(REQUIREMENT) Each record in the listing below is to be duplicated exactly.

(SOURCE INFORMATION)

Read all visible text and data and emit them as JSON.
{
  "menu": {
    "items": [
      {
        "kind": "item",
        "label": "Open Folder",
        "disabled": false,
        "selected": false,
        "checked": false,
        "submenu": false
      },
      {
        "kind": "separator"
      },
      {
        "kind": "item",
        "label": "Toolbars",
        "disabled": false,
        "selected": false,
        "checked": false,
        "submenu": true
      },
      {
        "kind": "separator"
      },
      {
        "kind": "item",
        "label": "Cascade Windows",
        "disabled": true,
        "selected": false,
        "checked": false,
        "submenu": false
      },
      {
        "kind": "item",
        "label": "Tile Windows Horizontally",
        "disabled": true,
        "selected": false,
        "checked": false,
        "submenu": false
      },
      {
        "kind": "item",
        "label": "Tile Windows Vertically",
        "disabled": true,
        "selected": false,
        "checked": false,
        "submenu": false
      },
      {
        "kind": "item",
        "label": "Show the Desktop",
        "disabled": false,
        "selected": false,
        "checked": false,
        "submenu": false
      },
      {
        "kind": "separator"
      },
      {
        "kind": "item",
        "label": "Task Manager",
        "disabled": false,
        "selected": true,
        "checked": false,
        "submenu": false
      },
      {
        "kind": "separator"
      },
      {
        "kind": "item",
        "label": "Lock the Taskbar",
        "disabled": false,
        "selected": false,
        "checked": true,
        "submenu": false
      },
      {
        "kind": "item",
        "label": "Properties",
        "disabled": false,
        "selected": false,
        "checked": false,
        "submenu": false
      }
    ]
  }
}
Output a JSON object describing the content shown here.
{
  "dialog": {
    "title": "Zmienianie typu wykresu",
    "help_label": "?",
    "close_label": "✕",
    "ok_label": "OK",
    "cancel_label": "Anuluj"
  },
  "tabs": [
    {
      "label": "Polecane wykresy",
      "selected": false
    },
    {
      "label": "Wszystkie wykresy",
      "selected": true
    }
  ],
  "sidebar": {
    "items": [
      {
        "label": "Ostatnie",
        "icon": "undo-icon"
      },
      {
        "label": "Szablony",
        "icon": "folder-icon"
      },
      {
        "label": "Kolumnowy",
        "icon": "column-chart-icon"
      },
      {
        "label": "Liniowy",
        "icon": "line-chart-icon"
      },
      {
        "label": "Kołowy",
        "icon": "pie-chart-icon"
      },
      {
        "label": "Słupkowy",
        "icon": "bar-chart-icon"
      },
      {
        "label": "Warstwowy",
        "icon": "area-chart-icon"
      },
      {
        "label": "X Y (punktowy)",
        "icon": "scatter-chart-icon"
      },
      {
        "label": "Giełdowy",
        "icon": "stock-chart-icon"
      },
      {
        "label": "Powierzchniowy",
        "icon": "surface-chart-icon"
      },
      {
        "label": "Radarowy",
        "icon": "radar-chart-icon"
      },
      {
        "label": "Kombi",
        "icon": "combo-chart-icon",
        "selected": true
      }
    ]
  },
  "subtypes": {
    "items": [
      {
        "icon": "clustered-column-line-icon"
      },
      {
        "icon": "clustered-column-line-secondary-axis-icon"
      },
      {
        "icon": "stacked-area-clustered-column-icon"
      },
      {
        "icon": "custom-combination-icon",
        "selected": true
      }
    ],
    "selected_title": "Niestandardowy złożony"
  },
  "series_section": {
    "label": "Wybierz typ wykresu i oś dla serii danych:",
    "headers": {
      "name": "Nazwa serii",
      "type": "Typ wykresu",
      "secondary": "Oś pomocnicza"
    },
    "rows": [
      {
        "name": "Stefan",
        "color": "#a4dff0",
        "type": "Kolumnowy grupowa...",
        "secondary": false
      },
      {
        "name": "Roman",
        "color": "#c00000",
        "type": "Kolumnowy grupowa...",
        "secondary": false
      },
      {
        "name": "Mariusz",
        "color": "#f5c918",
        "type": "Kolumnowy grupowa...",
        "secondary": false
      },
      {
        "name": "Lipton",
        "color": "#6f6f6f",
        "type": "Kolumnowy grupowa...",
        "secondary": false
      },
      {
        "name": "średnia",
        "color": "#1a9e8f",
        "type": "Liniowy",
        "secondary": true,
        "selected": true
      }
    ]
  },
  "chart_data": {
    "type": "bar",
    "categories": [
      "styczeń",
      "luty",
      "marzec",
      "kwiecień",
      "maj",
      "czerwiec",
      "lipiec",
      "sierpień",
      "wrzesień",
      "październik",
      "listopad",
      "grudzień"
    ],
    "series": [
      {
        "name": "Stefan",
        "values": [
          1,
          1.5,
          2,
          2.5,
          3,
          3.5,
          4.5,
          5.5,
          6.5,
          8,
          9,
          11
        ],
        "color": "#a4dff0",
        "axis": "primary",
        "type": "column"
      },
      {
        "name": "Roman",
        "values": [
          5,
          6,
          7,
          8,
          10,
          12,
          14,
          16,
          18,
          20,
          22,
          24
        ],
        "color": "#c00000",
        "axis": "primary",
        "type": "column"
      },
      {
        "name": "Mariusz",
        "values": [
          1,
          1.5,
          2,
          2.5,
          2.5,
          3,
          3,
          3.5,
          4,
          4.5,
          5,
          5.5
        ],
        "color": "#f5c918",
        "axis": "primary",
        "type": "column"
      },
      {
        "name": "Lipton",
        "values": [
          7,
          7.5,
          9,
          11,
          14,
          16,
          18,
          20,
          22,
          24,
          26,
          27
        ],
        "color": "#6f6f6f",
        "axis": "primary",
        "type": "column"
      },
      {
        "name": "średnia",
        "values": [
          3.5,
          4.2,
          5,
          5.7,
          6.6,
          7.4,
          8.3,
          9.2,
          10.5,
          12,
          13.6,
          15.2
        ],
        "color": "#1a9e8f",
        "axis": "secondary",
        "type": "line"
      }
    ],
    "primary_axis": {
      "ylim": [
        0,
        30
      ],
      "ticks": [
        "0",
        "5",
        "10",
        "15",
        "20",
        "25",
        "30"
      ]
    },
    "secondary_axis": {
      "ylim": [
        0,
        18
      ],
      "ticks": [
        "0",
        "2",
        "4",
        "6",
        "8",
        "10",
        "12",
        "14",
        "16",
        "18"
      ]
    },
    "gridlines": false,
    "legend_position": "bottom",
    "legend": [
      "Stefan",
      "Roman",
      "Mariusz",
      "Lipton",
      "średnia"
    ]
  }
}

(ANSWER BELOW)
Read all visible text and data and emit them as JSON.
{
  "menu": {
    "items": [
      {
        "kind": "item",
        "label": "Open Folder",
        "disabled": false,
        "selected": false,
        "checked": false,
        "submenu": false
      },
      {
        "kind": "separator"
      },
      {
        "kind": "item",
        "label": "Toolbars",
        "disabled": false,
        "selected": false,
        "checked": false,
        "submenu": true
      },
      {
        "kind": "separator"
      },
      {
        "kind": "item",
        "label": "Cascade Windows",
        "disabled": true,
        "selected": false,
        "checked": false,
        "submenu": false
      },
      {
        "kind": "item",
        "label": "Tile Windows Horizontally",
        "disabled": true,
        "selected": false,
        "checked": false,
        "submenu": false
      },
      {
        "kind": "item",
        "label": "Tile Windows Vertically",
        "disabled": true,
        "selected": false,
        "checked": false,
        "submenu": false
      },
      {
        "kind": "item",
        "label": "Show the Desktop",
        "disabled": false,
        "selected": false,
        "checked": false,
        "submenu": false
      },
      {
        "kind": "separator"
      },
      {
        "kind": "item",
        "label": "Task Manager",
        "disabled": false,
        "selected": true,
        "checked": false,
        "submenu": false
      },
      {
        "kind": "separator"
      },
      {
        "kind": "item",
        "label": "Lock the Taskbar",
        "disabled": false,
        "selected": false,
        "checked": true,
        "submenu": false
      },
      {
        "kind": "item",
        "label": "Properties",
        "disabled": false,
        "selected": false,
        "checked": false,
        "submenu": false
      }
    ]
  }
}
Output a JSON object describing the content shown here.
{
  "dialog": {
    "title": "Zmienianie typu wykresu",
    "help_label": "?",
    "close_label": "✕",
    "ok_label": "OK",
    "cancel_label": "Anuluj"
  },
  "tabs": [
    {
      "label": "Polecane wykresy",
      "selected": false
    },
    {
      "label": "Wszystkie wykresy",
      "selected": true
    }
  ],
  "sidebar": {
    "items": [
      {
        "label": "Ostatnie",
        "icon": "undo-icon"
      },
      {
        "label": "Szablony",
        "icon": "folder-icon"
      },
      {
        "label": "Kolumnowy",
        "icon": "column-chart-icon"
      },
      {
        "label": "Liniowy",
        "icon": "line-chart-icon"
      },
      {
        "label": "Kołowy",
        "icon": "pie-chart-icon"
      },
      {
        "label": "Słupkowy",
        "icon": "bar-chart-icon"
      },
      {
        "label": "Warstwowy",
        "icon": "area-chart-icon"
      },
      {
        "label": "X Y (punktowy)",
        "icon": "scatter-chart-icon"
      },
      {
        "label": "Giełdowy",
        "icon": "stock-chart-icon"
      },
      {
        "label": "Powierzchniowy",
        "icon": "surface-chart-icon"
      },
      {
        "label": "Radarowy",
        "icon": "radar-chart-icon"
      },
      {
        "label": "Kombi",
        "icon": "combo-chart-icon",
        "selected": true
      }
    ]
  },
  "subtypes": {
    "items": [
      {
        "icon": "clustered-column-line-icon"
      },
      {
        "icon": "clustered-column-line-secondary-axis-icon"
      },
      {
        "icon": "stacked-area-clustered-column-icon"
      },
      {
        "icon": "custom-combination-icon",
        "selected": true
      }
    ],
    "selected_title": "Niestandardowy złożony"
  },
  "series_section": {
    "label": "Wybierz typ wykresu i oś dla serii danych:",
    "headers": {
      "name": "Nazwa serii",
      "type": "Typ wykresu",
      "secondary": "Oś pomocnicza"
    },
    "rows": [
      {
        "name": "Stefan",
        "color": "#a4dff0",
        "type": "Kolumnowy grupowa...",
        "secondary": false
      },
      {
        "name": "Roman",
        "color": "#c00000",
        "type": "Kolumnowy grupowa...",
        "secondary": false
      },
      {
        "name": "Mariusz",
        "color": "#f5c918",
        "type": "Kolumnowy grupowa...",
        "secondary": false
      },
      {
        "name": "Lipton",
        "color": "#6f6f6f",
        "type": "Kolumnowy grupowa...",
        "secondary": false
      },
      {
        "name": "średnia",
        "color": "#1a9e8f",
        "type": "Liniowy",
        "secondary": true,
        "selected": true
      }
    ]
  },
  "chart_data": {
    "type": "bar",
    "categories": [
      "styczeń",
      "luty",
      "marzec",
      "kwiecień",
      "maj",
      "czerwiec",
      "lipiec",
      "sierpień",
      "wrzesień",
      "październik",
      "listopad",
      "grudzień"
    ],
    "series": [
      {
        "name": "Stefan",
        "values": [
          1,
          1.5,
          2,
          2.5,
          3,
          3.5,
          4.5,
          5.5,
          6.5,
          8,
          9,
          11
        ],
        "color": "#a4dff0",
        "axis": "primary",
        "type": "column"
      },
      {
        "name": "Roman",
        "values": [
          5,
          6,
          7,
          8,
          10,
          12,
          14,
          16,
          18,
          20,
          22,
          24
        ],
        "color": "#c00000",
        "axis": "primary",
        "type": "column"
      },
      {
        "name": "Mariusz",
        "values": [
          1,
          1.5,
          2,
          2.5,
          2.5,
          3,
          3,
          3.5,
          4,
          4.5,
          5,
          5.5
        ],
        "color": "#f5c918",
        "axis": "primary",
        "type": "column"
      },
      {
        "name": "Lipton",
        "values": [
          7,
          7.5,
          9,
          11,
          14,
          16,
          18,
          20,
          22,
          24,
          26,
          27
        ],
        "color": "#6f6f6f",
        "axis": "primary",
        "type": "column"
      },
      {
        "name": "średnia",
        "values": [
          3.5,
          4.2,
          5,
          5.7,
          6.6,
          7.4,
          8.3,
          9.2,
          10.5,
          12,
          13.6,
          15.2
        ],
        "color": "#1a9e8f",
        "axis": "secondary",
        "type": "line"
      }
    ],
    "primary_axis": {
      "ylim": [
        0,
        30
      ],
      "ticks": [
        "0",
        "5",
        "10",
        "15",
        "20",
        "25",
        "30"
      ]
    },
    "secondary_axis": {
      "ylim": [
        0,
        18
      ],
      "ticks": [
        "0",
        "2",
        "4",
        "6",
        "8",
        "10",
        "12",
        "14",
        "16",
        "18"
      ]
    },
    "gridlines": false,
    "legend_position": "bottom",
    "legend": [
      "Stefan",
      "Roman",
      "Mariusz",
      "Lipton",
      "średnia"
    ]
  }
}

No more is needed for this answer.